Sensitivity of fiber optic sensor is critical concern, in case of concealed application such as buried fiber-optic sensor,
because ground soil behaves as buffer to isolate from outside disturbance by intruder. Thus coherent intrusion sensor is
getting popularity where the sensitivity is primary concern, since the superior sensitivity comes from optical phase
relationship of two received light signal. The performance of coherent sensor depends on the coherent degree of light
source. Conventional laser light source is not sufficient for this application, thus enhancing technique to increase
coherence length is required to have stable sensor response. Fiber laser is the suitable candidate because emission spectra
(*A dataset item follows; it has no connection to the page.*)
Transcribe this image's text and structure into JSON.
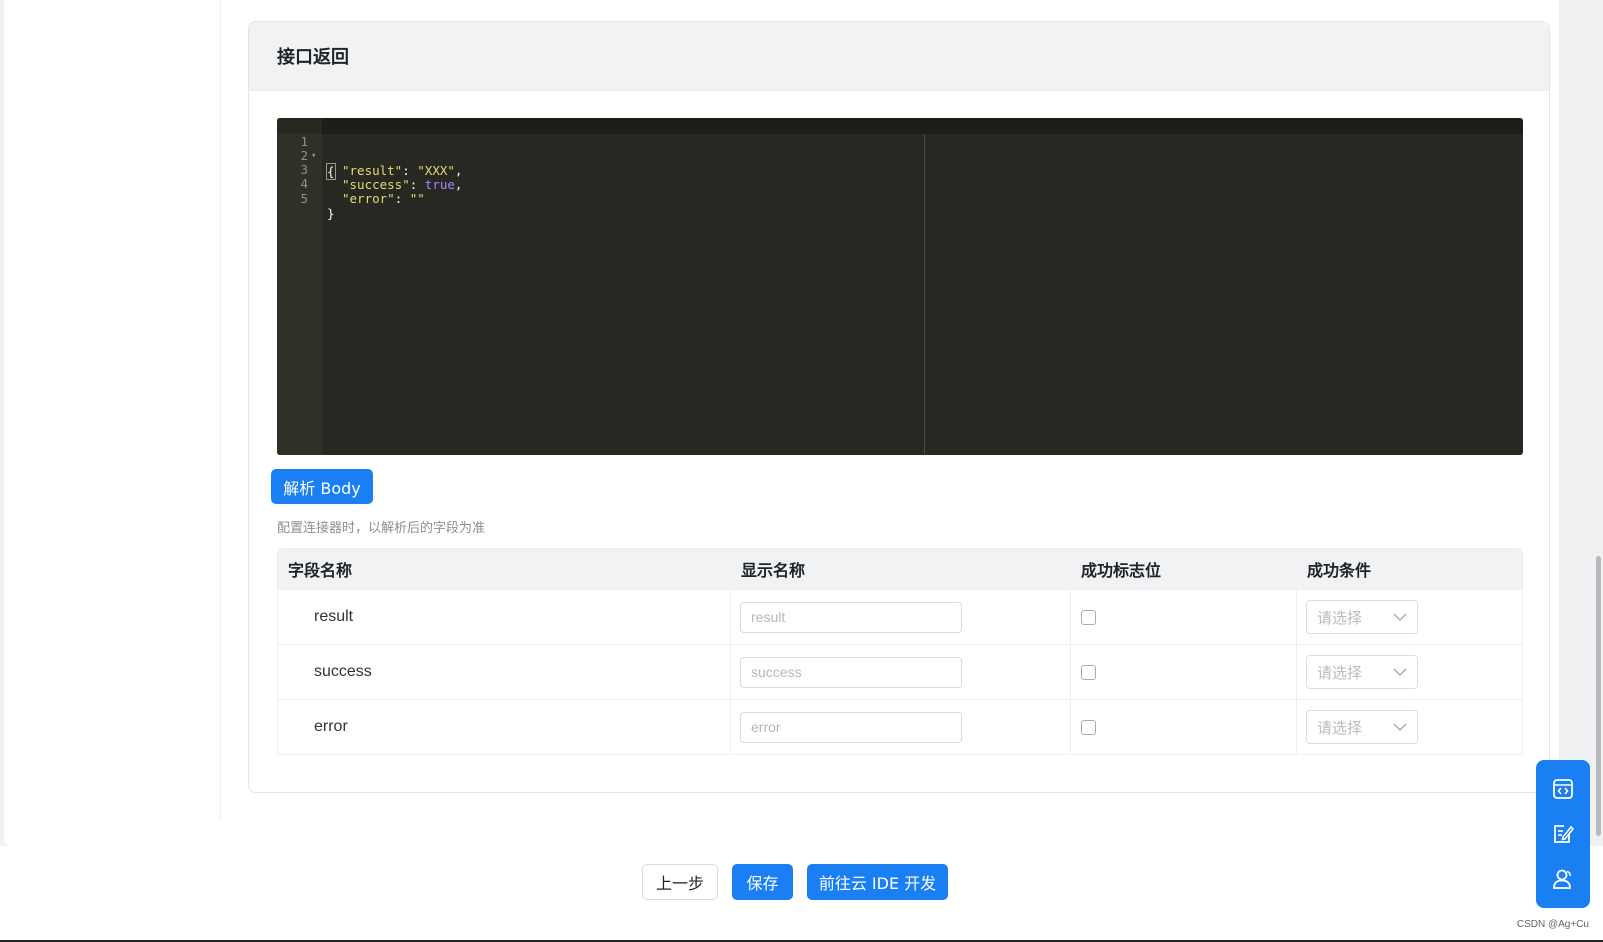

can be adjusted to the wavelength where transmission loss through glass fiber medium is at its minimum. The
performance of erbium doped fiber laser with single optical feedback loops are compared with the one using selfinjection
locked DFB laser experimentally in Mach-Zehnder interferometer configuration. The response of coherent
fiber-optic sensor, in Mach-Zehnder interferometer configuration, using erbium doped fiber laser with single optical
feedback loops as a light source is attempted to the various stimulus, including pressure, open flame and vehicle passing,
for the purpose of evaluating sensor application. The possible application of this fiber laser with enhanced coherence is
in zone perimeter security within ~20km where buried fiber-optic sensor installation is necessary.
The optical fiber speckle sensor is attractive candidate in the security area involving wire net fence. A single fiber detection zone can be as long as few kilometers and also high sensitivity can be obtained using a simple optical configuration. The drawback in the application using wire net fence is its high false alarm rate caused by the environment effect such as wind. In this paper, a new algorithm to reduce the false alarm rate in optical fiber speckle sensor for wire net fence application was proposed. The generated signal from speckle sensor was compared with expected values in time domain response. Also the event number was compared with the probability of detection. The optical fiber speckle sensor having signal filter and signal processor has been fabricated and investigated experimentally. The custom filter was found to be effective in environmental noise reduction, however the signal processor played the key role to prevent fault burglar detection crossing the wire net fence. The monitored result using calibrated hardware and algorithm showed effective blocking of false signals while showing the reliable burglar detections. The possible application of this optical fiber speckle sensor using the proposed algorithm is expected in security area where vibration or strain is the major impact to the sensor.
The use of an optical fiber as a distributed sensor for detecting, locating, and (with suitable signal processing) classifying intruders is proposed. Phase changes resulting from either the pressure of the intruder on the ground immediately above the buried fiber or from seismic disturbances in the vicinity are sensed by a phase-sensitive optical time-domain reflectometer (Φ-OTDR). Light pulses from a cw laser with a narrow (kHz range) instantaneous linewidth and low (MHz/min range) frequency drift are injected into one end of the single mode fiber, and the backscattered light is monitored with a photodetector. Results of analyses and experimental studies to establish the feasibility of the concept are described. Simulations predict a range of 10 km with 35 m range resolution and 30 km with 90 m range resolution. Experiments indicate adequate (several π-rad) phase changes are produced by intruders on foot for burial depths in the 20 - 40 cm range in sand and in clay soils. A phase perturbation in a fiber has been detected and located in a laboratory demonstration of the Phi-OTDR using an Er:fiber laser as the light source. This technology could in a cost-effective manner provide enhanced perimeter security for nuclear power plants, electrical power distribution centers, storage facilities for fuel and volatile chemicals, communication hubs, airports, government offices, military bases, embassies, and national borders.
A cross-correlation technique for the measurement of timing jitter of femtosecond light pulses in time domain is presented. This measurement technique uses an optical mixing process in a scanned Michelson interferometer, which is simple in application but has femtosecond temporal resolution. The width of autocorrelated pulse and the width of pulse by cross- correlating with the next pulse following after the external cavity round trip time were measured. Timing jitter of the light pulses from the actively mode-locked semiconductor laser was measured by comparing the above two pulse widths, and the timing jitter was found to be approximately 15 fs for a pulse having approximately 270 fs FWHM width.